For posterity, here's what was carried originally at Topix (the Nixonian headline is also in my cars-related USAT email):
Woodyard didn't fully acknowledge the original headline error as he corrected himself (or perhaps his headline writer). His post began with the update noted:
Kim Jong Il's death: North Korea uses 1970s Lincolns
Updated 5:58 p.m. ET, to reflect the car appears to be a 1976 model. As we were watching coverage of the death of North Korean leader Kim Jong Il, we couldn't help but notice what the elite consider the epitome of luxury one of the world's most isolated countries: Detroit-made 1970s-era Lincolns.
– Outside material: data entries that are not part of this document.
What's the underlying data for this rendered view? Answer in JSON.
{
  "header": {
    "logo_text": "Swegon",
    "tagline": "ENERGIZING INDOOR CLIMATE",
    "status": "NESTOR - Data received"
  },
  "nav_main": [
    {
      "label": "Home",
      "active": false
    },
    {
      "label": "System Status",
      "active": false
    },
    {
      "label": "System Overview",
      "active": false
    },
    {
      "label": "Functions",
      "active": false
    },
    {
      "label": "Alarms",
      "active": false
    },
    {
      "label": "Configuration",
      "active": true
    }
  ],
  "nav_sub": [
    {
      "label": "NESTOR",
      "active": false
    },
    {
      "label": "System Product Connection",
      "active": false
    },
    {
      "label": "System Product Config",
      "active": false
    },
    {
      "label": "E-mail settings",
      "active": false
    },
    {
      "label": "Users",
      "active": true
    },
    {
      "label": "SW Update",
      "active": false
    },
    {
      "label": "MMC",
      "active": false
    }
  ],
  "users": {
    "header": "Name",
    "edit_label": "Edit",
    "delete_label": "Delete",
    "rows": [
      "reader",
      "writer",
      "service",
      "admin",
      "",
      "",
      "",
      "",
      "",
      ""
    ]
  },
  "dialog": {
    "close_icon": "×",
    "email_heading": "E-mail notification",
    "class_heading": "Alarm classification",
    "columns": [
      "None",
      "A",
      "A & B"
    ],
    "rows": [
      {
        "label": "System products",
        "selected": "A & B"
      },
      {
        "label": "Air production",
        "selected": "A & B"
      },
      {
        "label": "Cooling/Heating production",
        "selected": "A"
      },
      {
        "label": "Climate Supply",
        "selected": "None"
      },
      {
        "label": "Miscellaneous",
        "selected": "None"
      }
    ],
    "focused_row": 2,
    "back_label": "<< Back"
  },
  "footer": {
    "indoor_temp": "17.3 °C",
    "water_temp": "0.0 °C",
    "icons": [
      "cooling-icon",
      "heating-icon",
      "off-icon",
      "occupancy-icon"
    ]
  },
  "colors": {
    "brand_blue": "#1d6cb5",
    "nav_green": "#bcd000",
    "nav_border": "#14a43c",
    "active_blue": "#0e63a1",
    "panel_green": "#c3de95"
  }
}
The body of Dear Leader was strapped to the top of an mid 1970s Lincoln limousine. Jalopnik identifies it as a 1976, and who are we to disagree. (Apparently, food isn't the only commodity in short supply in the desperate Asian nation: It's hard to find a decent working hearse as well.) Another almost identical car was being used for the Kim Jong Il billboard, lest anyone forget that dictators can indeed smile. We suspect one strong breeze or the rush of air from driving a little too fast could have toppled the sign.
Nixon resigned in August 1974. Sales of the 1976 Lincoln would not have begun until a year later in the fall of 1975 at the earliest. Gerald Ford was president. USA Today was not launched until 1982, which for the historical record is roughly when the country under Ronald Reagan finally began to recover from the Jimmy Carter Era-Driven early 1980s recession.
A couple of decades from now, we'll accurately be able to look back and poke fun at "Obama Era Chevy Volts" -- if any are left on the road. Hopefully we'll still be a bit more free -- oops, I said I was going to keep it light.
Cross-posted at BizzyBlog.com.